▶ [TASK TO CARRY OUT]:
Without any change, set down every record below.

▶ [GIVEN DATA]:
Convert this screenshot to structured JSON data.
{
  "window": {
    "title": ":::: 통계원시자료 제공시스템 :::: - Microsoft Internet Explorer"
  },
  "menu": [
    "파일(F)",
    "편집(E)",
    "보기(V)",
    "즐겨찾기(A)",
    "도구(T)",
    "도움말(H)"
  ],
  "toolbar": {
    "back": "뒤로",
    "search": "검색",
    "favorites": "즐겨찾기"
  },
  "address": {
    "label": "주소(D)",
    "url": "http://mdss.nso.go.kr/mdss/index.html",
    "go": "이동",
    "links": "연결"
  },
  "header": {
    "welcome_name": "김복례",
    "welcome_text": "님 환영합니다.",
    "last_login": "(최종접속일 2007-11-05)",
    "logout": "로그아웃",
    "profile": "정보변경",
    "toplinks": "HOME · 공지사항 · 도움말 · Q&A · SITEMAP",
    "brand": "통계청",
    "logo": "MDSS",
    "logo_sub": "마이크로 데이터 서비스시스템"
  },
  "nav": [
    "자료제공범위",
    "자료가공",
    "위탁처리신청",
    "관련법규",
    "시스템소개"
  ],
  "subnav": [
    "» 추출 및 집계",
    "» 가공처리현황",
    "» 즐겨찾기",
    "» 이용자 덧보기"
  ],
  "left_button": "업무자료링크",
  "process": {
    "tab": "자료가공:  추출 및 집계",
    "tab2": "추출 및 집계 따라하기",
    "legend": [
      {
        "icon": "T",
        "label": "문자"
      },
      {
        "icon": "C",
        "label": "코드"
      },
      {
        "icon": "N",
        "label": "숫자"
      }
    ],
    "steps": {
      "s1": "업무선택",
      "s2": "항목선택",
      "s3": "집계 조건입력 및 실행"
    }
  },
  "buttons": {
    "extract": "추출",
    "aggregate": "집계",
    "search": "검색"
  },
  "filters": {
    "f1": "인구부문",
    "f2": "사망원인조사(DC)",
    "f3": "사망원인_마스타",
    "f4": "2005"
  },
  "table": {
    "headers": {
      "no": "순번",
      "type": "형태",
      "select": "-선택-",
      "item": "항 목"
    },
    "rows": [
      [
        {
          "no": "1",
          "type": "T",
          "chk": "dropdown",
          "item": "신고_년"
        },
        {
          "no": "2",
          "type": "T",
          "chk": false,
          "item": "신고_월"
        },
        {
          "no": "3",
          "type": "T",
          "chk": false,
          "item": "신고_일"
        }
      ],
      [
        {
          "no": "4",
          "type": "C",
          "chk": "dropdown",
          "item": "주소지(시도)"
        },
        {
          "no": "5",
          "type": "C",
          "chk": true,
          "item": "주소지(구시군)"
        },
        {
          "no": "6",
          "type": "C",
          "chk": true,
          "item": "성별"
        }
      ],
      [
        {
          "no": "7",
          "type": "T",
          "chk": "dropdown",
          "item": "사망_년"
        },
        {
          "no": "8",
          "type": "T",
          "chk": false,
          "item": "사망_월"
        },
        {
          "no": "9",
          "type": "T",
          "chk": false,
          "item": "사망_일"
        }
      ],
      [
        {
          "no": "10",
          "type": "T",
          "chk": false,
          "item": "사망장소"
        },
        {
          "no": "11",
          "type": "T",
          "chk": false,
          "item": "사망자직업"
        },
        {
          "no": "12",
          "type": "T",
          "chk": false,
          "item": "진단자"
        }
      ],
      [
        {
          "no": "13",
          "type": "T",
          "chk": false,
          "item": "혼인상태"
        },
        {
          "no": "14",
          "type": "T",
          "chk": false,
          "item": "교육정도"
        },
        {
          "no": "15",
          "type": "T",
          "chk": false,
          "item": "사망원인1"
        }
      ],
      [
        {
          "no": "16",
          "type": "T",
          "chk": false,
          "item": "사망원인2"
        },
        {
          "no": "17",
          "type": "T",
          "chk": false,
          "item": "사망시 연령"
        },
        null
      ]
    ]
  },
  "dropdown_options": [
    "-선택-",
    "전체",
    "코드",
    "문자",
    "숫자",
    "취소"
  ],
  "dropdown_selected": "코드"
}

▶ [RESULT OF THE EXERCISE]:
Convert this screenshot to structured JSON data.
{
  "window": {
    "title": ":::: 통계원시자료 제공시스템 :::: - Microsoft Internet Explorer"
  },
  "menu": [
    "파일(F)",
    "편집(E)",
    "보기(V)",
    "즐겨찾기(A)",
    "도구(T)",
    "도움말(H)"
  ],
  "toolbar": {
    "back": "뒤로",
    "search": "검색",
    "favorites": "즐겨찾기"
  },
  "address": {
    "label": "주소(D)",
    "url": "http://mdss.nso.go.kr/mdss/index.html",
    "go": "이동",
    "links": "연결"
  },
  "header": {
    "welcome_name": "김복례",
    "welcome_text": "님 환영합니다.",
    "last_login": "(최종접속일 2007-11-05)",
    "logout": "로그아웃",
    "profile": "정보변경",
    "toplinks": "HOME · 공지사항 · 도움말 · Q&A · SITEMAP",
    "brand": "통계청",
    "logo": "MDSS",
    "logo_sub": "마이크로 데이터 서비스시스템"
  },
  "nav": [
    "자료제공범위",
    "자료가공",
    "위탁처리신청",
    "관련법규",
    "시스템소개"
  ],
  "subnav": [
    "» 추출 및 집계",
    "» 가공처리현황",
    "» 즐겨찾기",
    "» 이용자 덧보기"
  ],
  "left_button": "업무자료링크",
  "process": {
    "tab": "자료가공:  추출 및 집계",
    "tab2": "추출 및 집계 따라하기",
    "legend": [
      {
        "icon": "T",
        "label": "문자"
      },
      {
        "icon": "C",
        "label": "코드"
      },
      {
        "icon": "N",
        "label": "숫자"
      }
    ],
    "steps": {
      "s1": "업무선택",
      "s2": "항목선택",
      "s3": "집계 조건입력 및 실행"
    }
  },
  "buttons": {
    "extract": "추출",
    "aggregate": "집계",
    "search": "검색"
  },
  "filters": {
    "f1": "인구부문",
    "f2": "사망원인조사(DC)",
    "f3": "사망원인_마스타",
    "f4": "2005"
  },
  "table": {
    "headers": {
      "no": "순번",
      "type": "형태",
      "select": "-선택-",
      "item": "항 목"
    },
    "rows": [
      [
        {
          "no": "1",
          "type": "T",
          "chk": "dropdown",
          "item": "신고_년"
        },
        {
          "no": "2",
          "type": "T",
          "chk": false,
          "item": "신고_월"
        },
        {
          "no": "3",
          "type": "T",
          "chk": false,
          "item": "신고_일"
        }
      ],
      [
        {
          "no": "4",
          "type": "C",
          "chk": "dropdown",
          "item": "주소지(시도)"
        },
        {
          "no": "5",
          "type": "C",
          "chk": true,
          "item": "주소지(구시군)"
        },
        {
          "no": "6",
          "type": "C",
          "chk": true,
          "item": "성별"
        }
      ],
      [
        {
          "no": "7",
          "type": "T",
          "chk": "dropdown",
          "item": "사망_년"
        },
        {
          "no": "8",
          "type": "T",
          "chk": false,
          "item": "사망_월"
        },
        {
          "no": "9",
          "type": "T",
          "chk": false,
          "item": "사망_일"
        }
      ],
      [
        {
          "no": "10",
          "type": "T",
          "chk": false,
          "item": "사망장소"
        },
        {
          "no": "11",
          "type": "T",
          "chk": false,
          "item": "사망자직업"
        },
        {
          "no": "12",
          "type": "T",
          "chk": false,
          "item": "진단자"
        }
      ],
      [
        {
          "no": "13",
          "type": "T",
          "chk": false,
          "item": "혼인상태"
        },
        {
          "no": "14",
          "type": "T",
          "chk": false,
          "item": "교육정도"
        },
        {
          "no": "15",
          "type": "T",
          "chk": false,
          "item": "사망원인1"
        }
      ],
      [
        {
          "no": "16",
          "type": "T",
          "chk": false,
          "item": "사망원인2"
        },
        {
          "no": "17",
          "type": "T",
          "chk": false,
          "item": "사망시 연령"
        },
        null
      ]
    ]
  },
  "dropdown_options": [
    "-선택-",
    "전체",
    "코드",
    "문자",
    "숫자",
    "취소"
  ],
  "dropdown_selected": "코드"
}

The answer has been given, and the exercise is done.